Yesterday I took a walk down to the Lincolnshire Wildlife Trust Nature Reserve of Boultham Mere. It lies just west of Lincoln's Tritton Road Trading Estate. It was a gift to the Trust from the British Rail Property Board. Not the most likely place for a wildlife haven, I know. I'm sure most Lincoln folk don't even know of its existence. You reach it down a muddy dirt track alongside a drain bordered with old warehouses and scummy farms and fields littered with wireless masts. Over a sluice you enter an inglorious hide overlooking the old railway ballast pit that is now the mere. Here were stationed the 2 fanatically keen bird watchers I'd met 2 years ago on my only other visit! Do they live here, or what? Anyway, as is my custom, I asked them lots of birdy questions about what was to be seen there, and they replied in a most generous and friendly way.
The sun was behind us, illuminating the bright choppy water. The reedbeds and willow saplings quivered in the breeze. Above the railway line on the other side of the pond reared the rock pile of Lincoln Cathedral. Soon the celebrated peregrine falcons would be returning from Africa to nest there. Shoveler duck were feeding in the centre of the mere, filtering the water with their elongated beaks. They looked absolutely gorgeous in their new breeding plumage. There were common gulls, and 2 much larger herring gulls, and lots of black-headed gulls which jinked and dived acrobatically in the wind, then skittered down onto the water, bobbed their heads under, and rose again into the cross-currents of air.
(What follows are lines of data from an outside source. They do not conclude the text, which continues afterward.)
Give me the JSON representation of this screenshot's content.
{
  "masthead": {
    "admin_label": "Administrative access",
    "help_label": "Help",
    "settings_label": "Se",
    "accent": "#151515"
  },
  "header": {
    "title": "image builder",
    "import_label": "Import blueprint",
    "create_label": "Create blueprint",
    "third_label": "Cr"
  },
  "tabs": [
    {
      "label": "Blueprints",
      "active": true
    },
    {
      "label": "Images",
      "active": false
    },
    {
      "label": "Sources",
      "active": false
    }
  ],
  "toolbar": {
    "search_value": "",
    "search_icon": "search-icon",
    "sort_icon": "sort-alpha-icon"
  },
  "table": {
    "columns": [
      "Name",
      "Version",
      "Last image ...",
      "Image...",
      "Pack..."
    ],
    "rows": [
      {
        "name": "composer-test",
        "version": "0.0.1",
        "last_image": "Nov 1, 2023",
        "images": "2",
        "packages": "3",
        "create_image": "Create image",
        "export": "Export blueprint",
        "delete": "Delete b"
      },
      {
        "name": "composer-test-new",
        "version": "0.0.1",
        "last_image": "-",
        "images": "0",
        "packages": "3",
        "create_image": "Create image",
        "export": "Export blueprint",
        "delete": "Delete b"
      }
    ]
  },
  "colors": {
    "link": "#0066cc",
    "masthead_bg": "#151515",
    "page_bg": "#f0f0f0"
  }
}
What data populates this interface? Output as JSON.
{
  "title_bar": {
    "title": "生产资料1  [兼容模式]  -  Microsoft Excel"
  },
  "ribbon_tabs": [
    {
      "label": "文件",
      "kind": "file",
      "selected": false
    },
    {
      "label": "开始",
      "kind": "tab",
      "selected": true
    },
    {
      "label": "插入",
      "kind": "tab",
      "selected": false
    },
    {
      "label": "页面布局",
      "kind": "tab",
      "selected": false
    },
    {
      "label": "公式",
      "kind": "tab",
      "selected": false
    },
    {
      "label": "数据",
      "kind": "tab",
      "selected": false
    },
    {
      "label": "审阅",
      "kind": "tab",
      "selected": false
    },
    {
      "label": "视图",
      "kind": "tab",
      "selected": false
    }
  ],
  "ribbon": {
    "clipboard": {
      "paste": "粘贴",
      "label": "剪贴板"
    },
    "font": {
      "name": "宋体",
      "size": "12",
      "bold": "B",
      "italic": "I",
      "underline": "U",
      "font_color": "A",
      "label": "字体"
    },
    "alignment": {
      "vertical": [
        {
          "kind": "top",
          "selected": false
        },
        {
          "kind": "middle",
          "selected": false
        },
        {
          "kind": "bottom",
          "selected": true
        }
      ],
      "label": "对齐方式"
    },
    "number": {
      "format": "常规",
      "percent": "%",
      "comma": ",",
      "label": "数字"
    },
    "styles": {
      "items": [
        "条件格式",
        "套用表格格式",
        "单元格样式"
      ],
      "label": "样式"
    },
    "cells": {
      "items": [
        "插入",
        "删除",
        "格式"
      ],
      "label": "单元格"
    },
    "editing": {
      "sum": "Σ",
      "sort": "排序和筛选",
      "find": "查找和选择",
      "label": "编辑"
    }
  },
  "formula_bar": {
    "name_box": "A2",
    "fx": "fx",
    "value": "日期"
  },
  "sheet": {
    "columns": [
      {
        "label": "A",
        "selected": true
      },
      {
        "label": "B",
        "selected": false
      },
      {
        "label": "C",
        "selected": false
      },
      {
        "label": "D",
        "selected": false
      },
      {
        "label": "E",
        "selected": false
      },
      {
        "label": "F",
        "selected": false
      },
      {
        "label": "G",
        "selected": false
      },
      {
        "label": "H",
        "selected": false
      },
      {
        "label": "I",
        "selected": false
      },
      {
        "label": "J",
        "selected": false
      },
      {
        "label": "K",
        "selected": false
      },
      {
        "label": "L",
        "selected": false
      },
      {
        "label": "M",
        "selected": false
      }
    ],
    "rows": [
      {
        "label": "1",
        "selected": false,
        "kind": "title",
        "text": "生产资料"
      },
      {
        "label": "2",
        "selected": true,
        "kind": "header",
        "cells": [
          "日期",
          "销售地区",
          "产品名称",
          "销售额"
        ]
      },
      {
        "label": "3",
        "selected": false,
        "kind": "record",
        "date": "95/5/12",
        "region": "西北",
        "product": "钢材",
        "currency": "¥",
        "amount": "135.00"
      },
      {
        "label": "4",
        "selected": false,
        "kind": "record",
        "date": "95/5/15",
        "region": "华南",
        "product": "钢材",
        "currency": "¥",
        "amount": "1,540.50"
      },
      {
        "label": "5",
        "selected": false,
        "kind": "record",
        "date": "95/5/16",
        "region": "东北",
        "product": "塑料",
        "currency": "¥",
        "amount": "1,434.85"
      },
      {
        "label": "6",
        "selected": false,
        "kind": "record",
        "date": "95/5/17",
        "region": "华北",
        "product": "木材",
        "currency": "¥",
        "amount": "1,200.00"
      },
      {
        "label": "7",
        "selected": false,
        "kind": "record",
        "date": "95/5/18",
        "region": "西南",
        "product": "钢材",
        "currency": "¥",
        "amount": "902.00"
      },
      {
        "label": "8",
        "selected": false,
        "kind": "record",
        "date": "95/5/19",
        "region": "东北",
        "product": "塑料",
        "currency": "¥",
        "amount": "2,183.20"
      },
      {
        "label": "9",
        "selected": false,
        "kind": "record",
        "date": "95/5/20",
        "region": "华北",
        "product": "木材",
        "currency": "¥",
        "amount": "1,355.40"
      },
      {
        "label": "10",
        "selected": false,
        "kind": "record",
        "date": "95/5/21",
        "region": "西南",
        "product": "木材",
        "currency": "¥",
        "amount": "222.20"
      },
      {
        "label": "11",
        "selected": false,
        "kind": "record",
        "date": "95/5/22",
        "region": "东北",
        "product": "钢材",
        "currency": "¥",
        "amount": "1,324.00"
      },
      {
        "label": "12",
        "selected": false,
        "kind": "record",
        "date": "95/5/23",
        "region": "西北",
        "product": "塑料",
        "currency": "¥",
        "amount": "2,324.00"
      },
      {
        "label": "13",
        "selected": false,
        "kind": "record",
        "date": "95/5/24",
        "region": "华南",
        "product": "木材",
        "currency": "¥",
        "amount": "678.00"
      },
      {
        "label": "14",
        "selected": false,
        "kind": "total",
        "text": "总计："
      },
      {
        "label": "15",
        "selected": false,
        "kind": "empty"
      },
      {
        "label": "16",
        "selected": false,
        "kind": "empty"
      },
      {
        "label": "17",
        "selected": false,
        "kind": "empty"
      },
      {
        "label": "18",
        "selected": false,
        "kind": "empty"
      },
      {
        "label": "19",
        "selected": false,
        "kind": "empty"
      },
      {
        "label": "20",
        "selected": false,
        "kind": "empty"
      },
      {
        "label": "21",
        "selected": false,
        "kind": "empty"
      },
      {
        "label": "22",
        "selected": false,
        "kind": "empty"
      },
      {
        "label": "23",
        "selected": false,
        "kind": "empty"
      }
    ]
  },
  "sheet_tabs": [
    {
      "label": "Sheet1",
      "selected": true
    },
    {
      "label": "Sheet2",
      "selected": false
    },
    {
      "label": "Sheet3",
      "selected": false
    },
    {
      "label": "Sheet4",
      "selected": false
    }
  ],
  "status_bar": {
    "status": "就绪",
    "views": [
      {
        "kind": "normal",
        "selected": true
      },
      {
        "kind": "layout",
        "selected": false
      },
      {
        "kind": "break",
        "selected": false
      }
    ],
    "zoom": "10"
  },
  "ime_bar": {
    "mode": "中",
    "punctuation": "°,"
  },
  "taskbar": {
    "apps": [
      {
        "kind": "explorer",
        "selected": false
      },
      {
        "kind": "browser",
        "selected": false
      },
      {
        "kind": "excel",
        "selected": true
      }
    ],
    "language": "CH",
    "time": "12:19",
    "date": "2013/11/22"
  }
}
A merlin shot past from right to left - one of our smallest birds of prey, a rarity in these parts, probably on its way to its breeding grounds in the high moorlands. Then, soon after, the bird I'd come here to see, a bird I'd never seen before but knew was here - another great rarity in the UK - flapped across the water from the reedbed on the left to the reedbed on the right. A bittern. I had a great view through my binoculars for perhaps ten seconds. Its yellow legs streamed aerodynamically behind. It was a transient, priveleged moment. How many of these secret, unvisited wildlife places lie on our own ordinary doorsteps, I wonder?